• [Exercise aim]:
Every line of the listing below should be written out exactly, minus its pictures.

──────── Data for this task

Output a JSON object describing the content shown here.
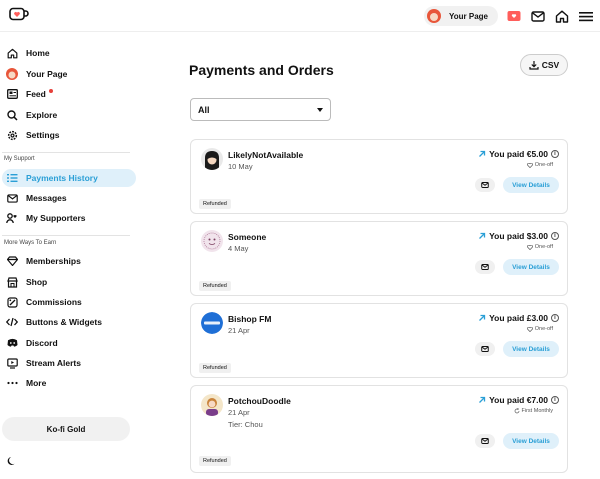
{
  "topbar": {
    "your_page_label": "Your Page"
  },
  "sidebar": {
    "items": [
      {
        "label": "Home",
        "icon": "home-icon"
      },
      {
        "label": "Your Page",
        "icon": "avatar-icon"
      },
      {
        "label": "Feed",
        "icon": "feed-icon"
      },
      {
        "label": "Explore",
        "icon": "search-icon"
      },
      {
        "label": "Settings",
        "icon": "gear-icon"
      }
    ],
    "support_section": "My Support",
    "support_items": [
      {
        "label": "Payments History",
        "icon": "list-icon"
      },
      {
        "label": "Messages",
        "icon": "mail-icon"
      },
      {
        "label": "My Supporters",
        "icon": "supporters-icon"
      }
    ],
    "earn_section": "More Ways To Earn",
    "earn_items": [
      {
        "label": "Memberships",
        "icon": "diamond-icon"
      },
      {
        "label": "Shop",
        "icon": "shop-icon"
      },
      {
        "label": "Commissions",
        "icon": "commissions-icon"
      },
      {
        "label": "Buttons & Widgets",
        "icon": "code-icon"
      },
      {
        "label": "Discord",
        "icon": "discord-icon"
      },
      {
        "label": "Stream Alerts",
        "icon": "stream-icon"
      },
      {
        "label": "More",
        "icon": "more-icon"
      }
    ],
    "gold_label": "Ko-fi Gold"
  },
  "main": {
    "title": "Payments and Orders",
    "csv_label": "CSV",
    "filter_value": "All",
    "view_details_label": "View Details",
    "payments": [
      {
        "name": "LikelyNotAvailable",
        "date": "10 May",
        "tier": "",
        "amount": "You paid €5.00",
        "frequency": "One-off",
        "status": "Refunded"
      },
      {
        "name": "Someone",
        "date": "4 May",
        "tier": "",
        "amount": "You paid $3.00",
        "frequency": "One-off",
        "status": "Refunded"
      },
      {
        "name": "Bishop FM",
        "date": "21 Apr",
        "tier": "",
        "amount": "You paid £3.00",
        "frequency": "One-off",
        "status": "Refunded"
      },
      {
        "name": "PotchouDoodle",
        "date": "21 Apr",
        "tier": "Tier: Chou",
        "amount": "You paid €7.00",
        "frequency": "First Monthly",
        "status": "Refunded"
      }
    ]
  },
  "colors": {
    "accent": "#2a9fd6",
    "active_bg": "#dff0fa"
  }
}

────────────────

• [Solution below]:
Output a JSON object describing the content shown here.
{
  "topbar": {
    "your_page_label": "Your Page"
  },
  "sidebar": {
    "items": [
      {
        "label": "Home",
        "icon": "home-icon"
      },
      {
        "label": "Your Page",
        "icon": "avatar-icon"
      },
      {
        "label": "Feed",
        "icon": "feed-icon"
      },
      {
        "label": "Explore",
        "icon": "search-icon"
      },
      {
        "label": "Settings",
        "icon": "gear-icon"
      }
    ],
    "support_section": "My Support",
    "support_items": [
      {
        "label": "Payments History",
        "icon": "list-icon"
      },
      {
        "label": "Messages",
        "icon": "mail-icon"
      },
      {
        "label": "My Supporters",
        "icon": "supporters-icon"
      }
    ],
    "earn_section": "More Ways To Earn",
    "earn_items": [
      {
        "label": "Memberships",
        "icon": "diamond-icon"
      },
      {
        "label": "Shop",
        "icon": "shop-icon"
      },
      {
        "label": "Commissions",
        "icon": "commissions-icon"
      },
      {
        "label": "Buttons & Widgets",
        "icon": "code-icon"
      },
      {
        "label": "Discord",
        "icon": "discord-icon"
      },
      {
        "label": "Stream Alerts",
        "icon": "stream-icon"
      },
      {
        "label": "More",
        "icon": "more-icon"
      }
    ],
    "gold_label": "Ko-fi Gold"
  },
  "main": {
    "title": "Payments and Orders",
    "csv_label": "CSV",
    "filter_value": "All",
    "view_details_label": "View Details",
    "payments": [
      {
        "name": "LikelyNotAvailable",
        "date": "10 May",
        "tier": "",
        "amount": "You paid €5.00",
        "frequency": "One-off",
        "status": "Refunded"
      },
      {
        "name": "Someone",
        "date": "4 May",
        "tier": "",
        "amount": "You paid $3.00",
        "frequency": "One-off",
        "status": "Refunded"
      },
      {
        "name": "Bishop FM",
        "date": "21 Apr",
        "tier": "",
        "amount": "You paid £3.00",
        "frequency": "One-off",
        "status": "Refunded"
      },
      {
        "name": "PotchouDoodle",
        "date": "21 Apr",
        "tier": "Tier: Chou",
        "amount": "You paid €7.00",
        "frequency": "First Monthly",
        "status": "Refunded"
      }
    ]
  },
  "colors": {
    "accent": "#2a9fd6",
    "active_bg": "#dff0fa"
  }
}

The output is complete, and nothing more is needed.